Tag Archives: ownership

On L. Marshall’s “Sharing, talking and giving”

Just finished reading “Sharing, talking and giving” (Marshall, 1961). Great article. As the author summarizes it: “This paper describes customs, practised by the !Kung Bushmen in the Nyae Nyae region of South Africa, which help them to avoid situations that are likely to arouse ill will and hostility among individuals within the bands and between bands. Two customs which seem to be especially helpful and which I describe in detail are meat-sharing and gift-giving. I mention also the !Kung habits of talking, aspects of their good manners, their borrowing and lending, and their not stealing.”

A couple of details were interesting for me:

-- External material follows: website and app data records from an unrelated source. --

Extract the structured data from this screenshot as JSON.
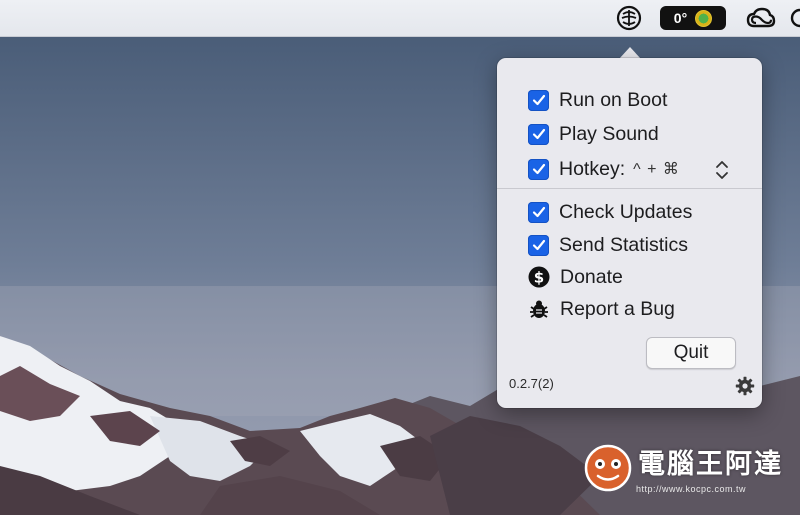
{
  "menubar": {
    "temperature": "0°"
  },
  "popover": {
    "items": [
      {
        "label": "Run on Boot",
        "checked": true
      },
      {
        "label": "Play Sound",
        "checked": true
      },
      {
        "label": "Hotkey:",
        "checked": true,
        "modifiers": "^ + ⌘"
      },
      {
        "label": "Check Updates",
        "checked": true
      },
      {
        "label": "Send Statistics",
        "checked": true
      }
    ],
    "donate_label": "Donate",
    "report_bug_label": "Report a Bug",
    "quit_label": "Quit",
    "version": "0.2.7(2)"
  },
  "watermark": {
    "title": "電腦王阿達",
    "url": "http://www.kocpc.com.tw"
  },
  "colors": {
    "checkbox": "#1a63e6",
    "popover_bg": "#e9e9ee",
    "menubar_bg": "#e4e7ed"
  }
}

Taking possession: When they hunt, “The owner of the animal is the owner of the first arrow to be effectively shot into the animal so that it penetrates enough for its poison to work. That person is responsible for the distribution”. Note: the owner is not the head of the band, or the person who organized the hunt, or the person who shot the arrow. The owner of the animal is the owner of the arrow (who often is not even be part of the hunting expedition). Ownership of the tool (arrow) becomes ownership of the hunted animal.

Associative reciprocity: !Kung Bushmen make presents. And the motives for this “are the same as in gift-giving in general: to measure up to what is expected of them, to make friendly gestures, to win favour, to repay past favours and obligations, and to enmesh others in future obligation. I am sure that when feelings of genuine generosity and real friendliness exist they would also be expressed by giving”. A nice list that sums up what I mean by “associative reciprocity”. As Demi, a !Kung informant, tells the anthropologist: “a !Kung never refuses a gift. And a !Kung does not fail to give in return. Toma said that would be ‘neglecting friendship’.”

Marshall, L. (1961). Sharing, talking, and giving: Relief of social tensions among! Kung Bushmen. Africa, 31(3), 231–249.

Mine

The possessive word mine, typically uttered over and over again from the end of the second year, means that it is not yours. It marks the emergence of a new affirmation of the self in relation to others.

In: Rochat, P., 2009. Others in Mind: Social Origins of Self-Consciousness. New York: Cambridge University Press, p. 157.

My own

When I aquire a thing (I buy it, build it, receive it as a present, etc.), it becomes a part of my embodied self. (See: Rochat, 2009: Others in Mind: Social Origins of Self-Consciousness. New York: Cambridge University Press, p. 147.) Also: “the claim of ownership is an emotionally based appropriation of things that are assimilated to the self. It delimits and defines the self in relation to others (ibid., p. 158).

Rhetoric of possession

So writes my friend Philippe Rochat (2009):

I would argue that much of the possession game is to seduce others, or at least gain recognition from those we select to maintain social closeness with, gaining reputation and social ascendance over them. Possessions, the ways we possess and how we display or carry them, are instrumental in our constant attempt at controlling what people see of us. We incorporate all of our possessions as part of “Me,” in William Jame’s sense, “Me” as a conceptual and constructed notion of self that is projected into the public eye for evaluation.

Another way to say the same: we arrange our possessions with rhetorical sagacity and with an audience in mind.  

See: Rochat, P. (2009). Others in Mind: Social Origins of Self-Consciousness. New York: Cambridge University Press, p. 147.